Short – Jeremiah Owyang’s mega-meme-launching post featured a video asserting that the world has changed, because of how young people are creating and consuming media. Although the video doesn’t mention length specifically, the word “snack” implies brevity, compared with a full meal. Here are my personal guidelines for what’s short enough to make a good media snack: Audio Podcast, 18 minutes; Video Podcast, 4 minutes; Twitter post, 100 characters; Seesmic video, 1 minute; blog entry: 1 screen.
New – Not existing before, original. “Make it new,” the poet Ezra Pound proclaimed. We should, too.

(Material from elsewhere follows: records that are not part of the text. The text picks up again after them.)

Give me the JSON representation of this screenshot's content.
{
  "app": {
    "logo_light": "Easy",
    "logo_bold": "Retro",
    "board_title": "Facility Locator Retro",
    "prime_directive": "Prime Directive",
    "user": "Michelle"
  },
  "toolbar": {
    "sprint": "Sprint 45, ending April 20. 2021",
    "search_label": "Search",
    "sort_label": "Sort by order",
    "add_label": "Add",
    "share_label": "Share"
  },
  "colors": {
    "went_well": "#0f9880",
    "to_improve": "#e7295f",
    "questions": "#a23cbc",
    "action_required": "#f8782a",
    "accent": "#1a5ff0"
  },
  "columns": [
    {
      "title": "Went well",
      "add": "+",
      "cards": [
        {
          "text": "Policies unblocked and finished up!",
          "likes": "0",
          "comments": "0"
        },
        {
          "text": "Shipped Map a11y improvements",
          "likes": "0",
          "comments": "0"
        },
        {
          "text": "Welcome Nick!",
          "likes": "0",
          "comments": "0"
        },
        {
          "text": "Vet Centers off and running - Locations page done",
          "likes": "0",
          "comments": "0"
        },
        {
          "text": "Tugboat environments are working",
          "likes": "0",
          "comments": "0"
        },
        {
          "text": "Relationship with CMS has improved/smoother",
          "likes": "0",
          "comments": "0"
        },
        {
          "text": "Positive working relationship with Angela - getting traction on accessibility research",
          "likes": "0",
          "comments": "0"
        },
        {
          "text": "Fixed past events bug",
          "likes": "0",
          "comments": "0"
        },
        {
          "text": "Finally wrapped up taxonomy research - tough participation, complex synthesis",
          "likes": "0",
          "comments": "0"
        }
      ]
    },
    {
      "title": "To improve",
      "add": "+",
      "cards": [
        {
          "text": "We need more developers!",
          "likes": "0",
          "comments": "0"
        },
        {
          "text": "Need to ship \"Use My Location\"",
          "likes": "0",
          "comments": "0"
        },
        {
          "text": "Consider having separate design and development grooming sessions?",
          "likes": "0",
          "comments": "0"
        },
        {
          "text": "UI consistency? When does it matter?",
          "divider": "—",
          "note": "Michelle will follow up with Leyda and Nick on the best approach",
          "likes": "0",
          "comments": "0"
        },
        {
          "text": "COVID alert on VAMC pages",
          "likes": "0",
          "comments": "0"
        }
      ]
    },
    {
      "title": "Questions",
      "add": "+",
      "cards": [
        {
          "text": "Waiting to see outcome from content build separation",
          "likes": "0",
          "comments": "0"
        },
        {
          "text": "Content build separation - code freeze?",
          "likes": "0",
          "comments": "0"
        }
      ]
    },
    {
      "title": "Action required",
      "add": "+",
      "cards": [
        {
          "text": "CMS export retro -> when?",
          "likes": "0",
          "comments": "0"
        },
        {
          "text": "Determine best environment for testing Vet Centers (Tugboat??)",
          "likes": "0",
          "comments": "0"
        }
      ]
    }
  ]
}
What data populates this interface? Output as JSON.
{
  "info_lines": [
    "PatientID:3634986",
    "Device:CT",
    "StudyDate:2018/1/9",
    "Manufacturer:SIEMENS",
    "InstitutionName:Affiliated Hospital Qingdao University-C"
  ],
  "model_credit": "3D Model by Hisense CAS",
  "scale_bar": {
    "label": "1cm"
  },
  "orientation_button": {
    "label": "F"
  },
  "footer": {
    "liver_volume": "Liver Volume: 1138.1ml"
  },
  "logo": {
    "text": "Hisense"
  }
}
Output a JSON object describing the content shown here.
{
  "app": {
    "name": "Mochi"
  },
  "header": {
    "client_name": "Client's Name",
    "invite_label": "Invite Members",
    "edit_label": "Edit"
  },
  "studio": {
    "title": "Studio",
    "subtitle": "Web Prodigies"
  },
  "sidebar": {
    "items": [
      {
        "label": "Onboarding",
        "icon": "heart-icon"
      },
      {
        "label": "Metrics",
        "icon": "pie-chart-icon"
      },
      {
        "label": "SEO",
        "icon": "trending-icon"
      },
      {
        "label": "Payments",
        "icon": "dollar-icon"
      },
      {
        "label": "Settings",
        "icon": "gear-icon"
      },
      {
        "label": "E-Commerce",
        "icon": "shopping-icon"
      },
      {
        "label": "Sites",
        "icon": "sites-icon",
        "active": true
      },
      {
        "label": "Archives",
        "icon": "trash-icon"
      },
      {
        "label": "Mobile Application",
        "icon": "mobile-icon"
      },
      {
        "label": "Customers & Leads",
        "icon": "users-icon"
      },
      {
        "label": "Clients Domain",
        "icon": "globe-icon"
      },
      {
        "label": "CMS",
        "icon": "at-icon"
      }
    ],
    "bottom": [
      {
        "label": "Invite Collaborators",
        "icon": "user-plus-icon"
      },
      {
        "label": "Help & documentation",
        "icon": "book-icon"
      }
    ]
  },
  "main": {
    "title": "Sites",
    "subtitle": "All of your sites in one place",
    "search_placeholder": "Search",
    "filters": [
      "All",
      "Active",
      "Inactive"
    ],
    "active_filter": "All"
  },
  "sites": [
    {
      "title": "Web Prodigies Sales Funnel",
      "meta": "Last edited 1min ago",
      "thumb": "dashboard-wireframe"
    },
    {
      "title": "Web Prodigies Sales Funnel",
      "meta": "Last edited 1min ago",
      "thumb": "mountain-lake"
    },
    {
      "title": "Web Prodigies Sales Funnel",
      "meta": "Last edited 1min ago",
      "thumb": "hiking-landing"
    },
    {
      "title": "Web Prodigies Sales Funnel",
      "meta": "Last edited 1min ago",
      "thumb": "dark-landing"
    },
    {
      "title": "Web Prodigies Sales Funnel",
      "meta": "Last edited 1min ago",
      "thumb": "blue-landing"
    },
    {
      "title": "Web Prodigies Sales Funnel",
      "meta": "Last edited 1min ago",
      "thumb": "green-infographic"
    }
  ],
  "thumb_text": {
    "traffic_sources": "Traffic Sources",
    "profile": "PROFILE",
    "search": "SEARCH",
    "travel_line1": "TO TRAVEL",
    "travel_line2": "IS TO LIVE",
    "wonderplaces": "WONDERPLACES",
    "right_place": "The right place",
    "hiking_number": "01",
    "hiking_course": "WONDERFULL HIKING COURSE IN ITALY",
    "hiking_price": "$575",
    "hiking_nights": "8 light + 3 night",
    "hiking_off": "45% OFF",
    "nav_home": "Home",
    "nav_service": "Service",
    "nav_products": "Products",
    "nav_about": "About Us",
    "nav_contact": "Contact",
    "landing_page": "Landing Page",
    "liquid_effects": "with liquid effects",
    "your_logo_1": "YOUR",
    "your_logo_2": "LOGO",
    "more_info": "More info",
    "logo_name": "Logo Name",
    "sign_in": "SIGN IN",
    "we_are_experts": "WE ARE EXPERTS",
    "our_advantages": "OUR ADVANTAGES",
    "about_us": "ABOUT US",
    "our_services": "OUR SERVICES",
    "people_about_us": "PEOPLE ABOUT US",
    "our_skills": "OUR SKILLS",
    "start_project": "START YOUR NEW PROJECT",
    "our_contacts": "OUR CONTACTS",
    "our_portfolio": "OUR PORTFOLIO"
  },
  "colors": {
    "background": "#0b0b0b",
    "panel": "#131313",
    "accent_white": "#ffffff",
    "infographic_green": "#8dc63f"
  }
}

Apt – What’s suitable on YouTube? What’s appropriate to a Tweet? You know it when you see it, and the way you understand what fits is to hang out for a while, taking in the rhythms and textures of the conversation.
Clear – What are we trying to say? It takes more work to say something in a few words than in lots of them. Get to the point.
Kind – There’s plenty of room for crankiness in media snacks, but you’ve got to be as brilliant as Dave Winer or John C. Dvorak to pull that off year in and year out. My favorite media makers are honest but speak and write with compassion and playfulness, like Jim Long, Robert Scoble, Chris Brogan, and Steve Garfield, among many others.